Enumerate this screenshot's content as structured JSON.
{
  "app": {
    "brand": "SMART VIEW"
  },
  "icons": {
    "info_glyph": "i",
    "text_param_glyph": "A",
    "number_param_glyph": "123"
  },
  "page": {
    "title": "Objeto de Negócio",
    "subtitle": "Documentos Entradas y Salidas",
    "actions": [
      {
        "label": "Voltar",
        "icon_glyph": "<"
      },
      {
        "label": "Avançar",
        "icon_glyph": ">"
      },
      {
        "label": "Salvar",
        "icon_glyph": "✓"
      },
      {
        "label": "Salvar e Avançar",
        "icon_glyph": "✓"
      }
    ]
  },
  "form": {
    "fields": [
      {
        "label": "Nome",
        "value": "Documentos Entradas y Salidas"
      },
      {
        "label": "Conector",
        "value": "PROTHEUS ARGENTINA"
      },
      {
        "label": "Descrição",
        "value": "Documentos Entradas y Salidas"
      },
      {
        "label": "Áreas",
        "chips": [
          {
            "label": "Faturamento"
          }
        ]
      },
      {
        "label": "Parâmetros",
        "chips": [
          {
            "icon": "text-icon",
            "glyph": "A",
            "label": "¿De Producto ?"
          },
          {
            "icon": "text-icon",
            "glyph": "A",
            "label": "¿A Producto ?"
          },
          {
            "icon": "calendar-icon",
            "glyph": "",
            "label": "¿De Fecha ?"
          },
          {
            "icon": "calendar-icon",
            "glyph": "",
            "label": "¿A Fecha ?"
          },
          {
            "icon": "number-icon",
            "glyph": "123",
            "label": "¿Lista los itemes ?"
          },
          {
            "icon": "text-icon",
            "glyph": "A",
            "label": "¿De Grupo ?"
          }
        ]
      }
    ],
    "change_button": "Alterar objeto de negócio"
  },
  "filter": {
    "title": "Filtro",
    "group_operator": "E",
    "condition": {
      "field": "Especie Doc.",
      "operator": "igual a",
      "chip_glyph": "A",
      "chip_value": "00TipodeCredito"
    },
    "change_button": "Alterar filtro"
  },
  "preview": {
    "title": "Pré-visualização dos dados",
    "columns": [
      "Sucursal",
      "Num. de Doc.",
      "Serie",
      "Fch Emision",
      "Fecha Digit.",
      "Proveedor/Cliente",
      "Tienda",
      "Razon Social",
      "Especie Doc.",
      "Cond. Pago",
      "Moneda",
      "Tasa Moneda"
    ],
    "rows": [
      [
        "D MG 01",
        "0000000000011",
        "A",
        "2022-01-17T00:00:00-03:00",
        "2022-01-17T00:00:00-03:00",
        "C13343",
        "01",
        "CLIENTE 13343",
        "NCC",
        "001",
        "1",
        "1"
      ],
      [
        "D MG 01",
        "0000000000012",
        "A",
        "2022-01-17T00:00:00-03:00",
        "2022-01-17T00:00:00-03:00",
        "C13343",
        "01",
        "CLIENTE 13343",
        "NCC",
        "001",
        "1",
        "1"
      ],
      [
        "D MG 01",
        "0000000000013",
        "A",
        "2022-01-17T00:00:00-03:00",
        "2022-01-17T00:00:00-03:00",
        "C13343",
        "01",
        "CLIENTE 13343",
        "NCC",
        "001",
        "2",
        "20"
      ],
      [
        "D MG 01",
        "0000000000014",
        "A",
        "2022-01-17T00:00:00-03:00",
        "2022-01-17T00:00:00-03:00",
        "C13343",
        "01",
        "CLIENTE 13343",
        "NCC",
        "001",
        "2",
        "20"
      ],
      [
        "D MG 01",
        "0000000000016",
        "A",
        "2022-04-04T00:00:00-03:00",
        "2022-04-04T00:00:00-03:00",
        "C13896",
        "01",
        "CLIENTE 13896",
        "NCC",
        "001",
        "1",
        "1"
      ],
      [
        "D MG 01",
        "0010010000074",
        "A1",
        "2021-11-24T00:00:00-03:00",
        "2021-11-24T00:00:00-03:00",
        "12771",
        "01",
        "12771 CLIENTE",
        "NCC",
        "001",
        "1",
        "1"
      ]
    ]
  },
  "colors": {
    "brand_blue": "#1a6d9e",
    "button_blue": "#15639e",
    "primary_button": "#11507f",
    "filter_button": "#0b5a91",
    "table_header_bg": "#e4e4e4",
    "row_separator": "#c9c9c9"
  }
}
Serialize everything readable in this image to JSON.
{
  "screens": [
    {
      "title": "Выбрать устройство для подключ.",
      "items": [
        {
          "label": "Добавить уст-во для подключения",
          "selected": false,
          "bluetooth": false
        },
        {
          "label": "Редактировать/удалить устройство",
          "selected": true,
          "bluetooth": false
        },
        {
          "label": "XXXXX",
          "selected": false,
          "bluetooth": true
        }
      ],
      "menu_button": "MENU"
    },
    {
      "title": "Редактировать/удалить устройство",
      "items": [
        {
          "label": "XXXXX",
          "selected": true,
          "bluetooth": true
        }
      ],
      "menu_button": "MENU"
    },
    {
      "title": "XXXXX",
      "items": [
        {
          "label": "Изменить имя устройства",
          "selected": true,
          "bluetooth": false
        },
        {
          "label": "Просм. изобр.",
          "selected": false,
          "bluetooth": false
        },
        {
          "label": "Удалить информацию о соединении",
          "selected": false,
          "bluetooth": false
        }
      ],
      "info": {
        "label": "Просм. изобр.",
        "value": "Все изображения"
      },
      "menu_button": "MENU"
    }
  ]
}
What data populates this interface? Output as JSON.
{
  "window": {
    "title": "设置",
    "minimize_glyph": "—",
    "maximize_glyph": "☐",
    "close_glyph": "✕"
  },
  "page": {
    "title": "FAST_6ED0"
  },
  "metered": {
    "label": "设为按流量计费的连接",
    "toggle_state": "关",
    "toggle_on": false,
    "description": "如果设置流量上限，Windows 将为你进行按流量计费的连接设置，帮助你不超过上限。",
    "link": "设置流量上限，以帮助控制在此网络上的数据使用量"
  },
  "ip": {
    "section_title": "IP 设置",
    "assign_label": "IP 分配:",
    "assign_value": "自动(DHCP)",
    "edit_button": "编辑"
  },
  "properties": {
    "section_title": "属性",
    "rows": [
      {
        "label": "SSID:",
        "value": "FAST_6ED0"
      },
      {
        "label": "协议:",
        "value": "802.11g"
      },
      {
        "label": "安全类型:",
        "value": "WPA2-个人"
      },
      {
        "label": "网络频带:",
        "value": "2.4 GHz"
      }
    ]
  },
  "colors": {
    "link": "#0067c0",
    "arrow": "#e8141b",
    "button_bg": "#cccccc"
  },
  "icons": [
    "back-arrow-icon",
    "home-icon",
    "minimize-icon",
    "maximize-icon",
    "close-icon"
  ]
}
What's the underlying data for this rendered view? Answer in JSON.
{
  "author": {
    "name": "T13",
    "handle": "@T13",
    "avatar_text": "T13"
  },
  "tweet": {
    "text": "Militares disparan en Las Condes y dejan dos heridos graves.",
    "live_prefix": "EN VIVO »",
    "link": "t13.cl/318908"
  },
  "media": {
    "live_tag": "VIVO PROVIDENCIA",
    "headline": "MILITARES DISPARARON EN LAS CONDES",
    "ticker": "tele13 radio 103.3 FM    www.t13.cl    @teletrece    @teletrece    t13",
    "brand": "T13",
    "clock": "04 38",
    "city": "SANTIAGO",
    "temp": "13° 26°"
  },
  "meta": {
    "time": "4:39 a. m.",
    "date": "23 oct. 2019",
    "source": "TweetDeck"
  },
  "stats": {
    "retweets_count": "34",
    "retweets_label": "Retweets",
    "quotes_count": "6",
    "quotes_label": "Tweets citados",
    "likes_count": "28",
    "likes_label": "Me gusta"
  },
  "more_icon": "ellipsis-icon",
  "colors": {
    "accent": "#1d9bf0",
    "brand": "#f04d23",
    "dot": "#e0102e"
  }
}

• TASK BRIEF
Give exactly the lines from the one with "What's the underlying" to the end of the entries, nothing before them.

• YOUR SOLUTION
What's the underlying data for this rendered view? Answer in JSON.
{
  "author": {
    "name": "T13",
    "handle": "@T13",
    "avatar_text": "T13"
  },
  "tweet": {
    "text": "Militares disparan en Las Condes y dejan dos heridos graves.",
    "live_prefix": "EN VIVO »",
    "link": "t13.cl/318908"
  },
  "media": {
    "live_tag": "VIVO PROVIDENCIA",
    "headline": "MILITARES DISPARARON EN LAS CONDES",
    "ticker": "tele13 radio 103.3 FM    www.t13.cl    @teletrece    @teletrece    t13",
    "brand": "T13",
    "clock": "04 38",
    "city": "SANTIAGO",
    "temp": "13° 26°"
  },
  "meta": {
    "time": "4:39 a. m.",
    "date": "23 oct. 2019",
    "source": "TweetDeck"
  },
  "stats": {
    "retweets_count": "34",
    "retweets_label": "Retweets",
    "quotes_count": "6",
    "quotes_label": "Tweets citados",
    "likes_count": "28",
    "likes_label": "Me gusta"
  },
  "more_icon": "ellipsis-icon",
  "colors": {
    "accent": "#1d9bf0",
    "brand": "#f04d23",
    "dot": "#e0102e"
  }
}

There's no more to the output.